*What to produce*
Repeat every entry exactly. Leave nothing out.

Records excerpted from a collection
--- START ---

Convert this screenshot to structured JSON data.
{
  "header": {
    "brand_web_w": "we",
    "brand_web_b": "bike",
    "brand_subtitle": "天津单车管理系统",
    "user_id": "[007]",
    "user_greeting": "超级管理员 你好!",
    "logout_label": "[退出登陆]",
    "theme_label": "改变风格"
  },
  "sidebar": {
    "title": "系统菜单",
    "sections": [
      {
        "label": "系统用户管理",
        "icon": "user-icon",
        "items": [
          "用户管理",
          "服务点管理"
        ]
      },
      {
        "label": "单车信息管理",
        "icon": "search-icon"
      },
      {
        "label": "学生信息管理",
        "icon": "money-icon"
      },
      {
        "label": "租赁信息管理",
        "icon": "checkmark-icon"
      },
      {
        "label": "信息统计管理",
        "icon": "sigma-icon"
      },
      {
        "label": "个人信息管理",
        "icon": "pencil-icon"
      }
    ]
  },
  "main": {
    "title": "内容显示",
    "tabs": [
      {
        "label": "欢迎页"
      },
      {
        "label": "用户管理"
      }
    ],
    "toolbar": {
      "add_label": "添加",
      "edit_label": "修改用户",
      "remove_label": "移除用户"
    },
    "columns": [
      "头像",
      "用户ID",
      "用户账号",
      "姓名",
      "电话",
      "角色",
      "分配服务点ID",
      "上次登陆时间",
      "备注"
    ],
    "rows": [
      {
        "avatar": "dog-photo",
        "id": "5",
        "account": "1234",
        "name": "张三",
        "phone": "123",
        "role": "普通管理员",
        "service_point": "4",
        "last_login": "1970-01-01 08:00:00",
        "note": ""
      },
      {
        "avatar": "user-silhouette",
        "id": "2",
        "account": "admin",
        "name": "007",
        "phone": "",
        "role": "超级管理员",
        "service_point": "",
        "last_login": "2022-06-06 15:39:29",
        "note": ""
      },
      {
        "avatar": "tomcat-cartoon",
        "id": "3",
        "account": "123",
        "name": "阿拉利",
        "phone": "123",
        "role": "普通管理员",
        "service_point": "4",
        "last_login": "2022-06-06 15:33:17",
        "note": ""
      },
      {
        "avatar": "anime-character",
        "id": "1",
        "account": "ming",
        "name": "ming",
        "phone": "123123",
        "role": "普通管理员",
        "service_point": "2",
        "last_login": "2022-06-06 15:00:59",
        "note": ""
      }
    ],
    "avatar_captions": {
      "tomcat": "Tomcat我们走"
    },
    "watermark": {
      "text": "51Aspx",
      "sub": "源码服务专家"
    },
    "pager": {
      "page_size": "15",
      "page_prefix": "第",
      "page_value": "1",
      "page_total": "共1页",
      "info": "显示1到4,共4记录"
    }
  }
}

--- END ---

*Result for this exercise*
Convert this screenshot to structured JSON data.
{
  "header": {
    "brand_web_w": "we",
    "brand_web_b": "bike",
    "brand_subtitle": "天津单车管理系统",
    "user_id": "[007]",
    "user_greeting": "超级管理员 你好!",
    "logout_label": "[退出登陆]",
    "theme_label": "改变风格"
  },
  "sidebar": {
    "title": "系统菜单",
    "sections": [
      {
        "label": "系统用户管理",
        "icon": "user-icon",
        "items": [
          "用户管理",
          "服务点管理"
        ]
      },
      {
        "label": "单车信息管理",
        "icon": "search-icon"
      },
      {
        "label": "学生信息管理",
        "icon": "money-icon"
      },
      {
        "label": "租赁信息管理",
        "icon": "checkmark-icon"
      },
      {
        "label": "信息统计管理",
        "icon": "sigma-icon"
      },
      {
        "label": "个人信息管理",
        "icon": "pencil-icon"
      }
    ]
  },
  "main": {
    "title": "内容显示",
    "tabs": [
      {
        "label": "欢迎页"
      },
      {
        "label": "用户管理"
      }
    ],
    "toolbar": {
      "add_label": "添加",
      "edit_label": "修改用户",
      "remove_label": "移除用户"
    },
    "columns": [
      "头像",
      "用户ID",
      "用户账号",
      "姓名",
      "电话",
      "角色",
      "分配服务点ID",
      "上次登陆时间",
      "备注"
    ],
    "rows": [
      {
        "avatar": "dog-photo",
        "id": "5",
        "account": "1234",
        "name": "张三",
        "phone": "123",
        "role": "普通管理员",
        "service_point": "4",
        "last_login": "1970-01-01 08:00:00",
        "note": ""
      },
      {
        "avatar": "user-silhouette",
        "id": "2",
        "account": "admin",
        "name": "007",
        "phone": "",
        "role": "超级管理员",
        "service_point": "",
        "last_login": "2022-06-06 15:39:29",
        "note": ""
      },
      {
        "avatar": "tomcat-cartoon",
        "id": "3",
        "account": "123",
        "name": "阿拉利",
        "phone": "123",
        "role": "普通管理员",
        "service_point": "4",
        "last_login": "2022-06-06 15:33:17",
        "note": ""
      },
      {
        "avatar": "anime-character",
        "id": "1",
        "account": "ming",
        "name": "ming",
        "phone": "123123",
        "role": "普通管理员",
        "service_point": "2",
        "last_login": "2022-06-06 15:00:59",
        "note": ""
      }
    ],
    "avatar_captions": {
      "tomcat": "Tomcat我们走"
    },
    "watermark": {
      "text": "51Aspx",
      "sub": "源码服务专家"
    },
    "pager": {
      "page_size": "15",
      "page_prefix": "第",
      "page_value": "1",
      "page_total": "共1页",
      "info": "显示1到4,共4记录"
    }
  }
}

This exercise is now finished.